Europe's Franco-German engine has become too dominant and should consider the wishes of other EU member states if the bloc is to succeed, according to German opposition leader Angela Merkel.
Angela Merkel says the Franco-German axis is too dominant
German opposition leader Angela Merkel, tipped to be the country's next chancellor after upcoming elections, called Tuesday for an overhaul of the Franco-German partnership to take greater account of the interests of other member states.
Two months ahead of the probable polling date, the head of Germany's Christian Democratic Union used a visit to Paris to give reassurances of her attachment to the EU's central relationship -- but also to signal support for the reform-minded ideas of presidential hopeful Nicolas Sarkozy, France's ambitious interior minister.
In a joint press conference, the two politicians said that the Franco-German axis had become over-dominant and needed to be extended to include other countries.

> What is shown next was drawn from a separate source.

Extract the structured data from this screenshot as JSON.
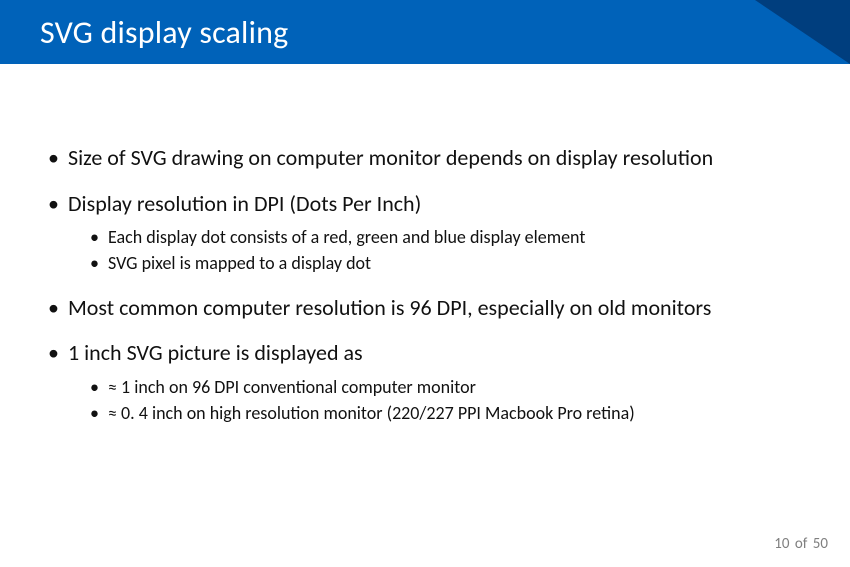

The Franco-German alliance "is an essential element in the EU but it goes without saying that it must not be directed against others," Merkel said. "We are anxious to make the Franco-German relationship work for the benefit of Europe. The other countries must not have the feeling that we are deciding things above their heads. We need to show our ability to react inventively to renew the Franco-German partnership," she said.
Sarkozy who is also head of the ruling Union for a Popular Movement party, said the Paris-Berlin alliance had "too often been seen as a threat or a cause for concern by our partners."
"We believe this axis must be overhauled, because friendship between France and Germany -- indispensable though it is -- must not be maintained against the interests of the rest, but for the rest," he said.
"We do not want the axis to exclude friendship and collaboration with the others, top of the list Britain, Spain and Italy," the minister said.
The two politicians hold common ground on other EU-related subjects, including the membership aspirations of Turkey, a subject Merkel broached.
Merkel repeated her belief in a "privileged partnership" for Ankara rather than full accession, telling journalists in Paris that a victory of her party would lead to "intense discussions" in the EU ahead of the October target date for the start of membership talks.
"After the failures of the referendums (on the EU constitution) in France and the Netherlands, we need to start worrying about Europe's future. We need to talk about the limits of future enlargement. We need borders. People have to know where the borders are," she said.
Earlier Merkel held separate meetings with President Jacques Chirac and Prime Minister Dominique de Villepin, who was appointed following the rejection of the EU constitution in France's May 29 referendum.
After seeing Chirac, Merkel balanced her remarks on Europe to express her commitment to the Franco-German alliance. "Every initiative which is taken must be open to all the countries in Europe. But France and Germany must be the engine for these initiatives ... European construction depends very largely on Franco-German relations," she said after a 90-minute meeting with Chirac at the Elysee palace.
Merkel described her talks with Chirac as "excellent" and very friendly.
"We want a political Europe -- but above all a Europe which solves the problems of men and women, the problems of unemployment, the economy, growth and innovation, and which makes Europe one of globalization's winners," she said.
Chirac said that "Germany and France share an ambition for a political Europe which responds to the expectations of its citizens and asserts itself in a globalized world," his spokesman reported.
Merkel's trip to France was being billed as a short working visit, but Chirac and other French leaders were aware they were meeting with the woman most likely to become Germany's next chancellor in possible early elections this fall.
The decision to travel to Paris came after Merkel made a brief, one-day visit to Kosovo on Friday for talks with the German military contingent in the province and top international and local politicians. She has also opined recently on other aspects of German foreign policy including Berlin's bid for a seat on the UN Security Council and her reluctance to send troops to Iraq.
Merkel crashes Chirac-Schröder relationship
Although both Merkel and Chirac are conservatives, the meeting was slightly awkward considering the French leader's close friendship with German Chancellor Gerhard Schröder.
US-Präsident George W. Bush und die CDU-Vorsitzende Angela Merkel reichen sich am Mittwoch (23.02.2005) im Schloss in Mainz die Hände. Bush hält sich zu einem eintägigen Besuch in Deutschland auf. Foto: Robert Kreis dpa Pool +++(c) dpa - Bildfunk+++
Merkel has made no secret that she would like to strengthen Berlin's ties to both the United States and Britain if made chancellor. But she will have to walk a fine line if she intends to follow a stronger transatlantic course without causing the French to believe she is doing so at the expense of Germany's historically important relationship with France.
And though her Christian Democrats are currently riding high in opinion polls, Merkel still has to win an election that isn't even certain to take place.
Schröder, battered by a string of state poll losses, deliberately lost a no-confidence vote before parliament on July 1 with the aim of triggering an early election and winning a fresh mandate for his unpopular economic reform drive. But German President Horst Köhler has until July 22 to decide whether to dissolve parliament and call a national poll, and even then the country's highest court could deem the proceedings unconstitutional.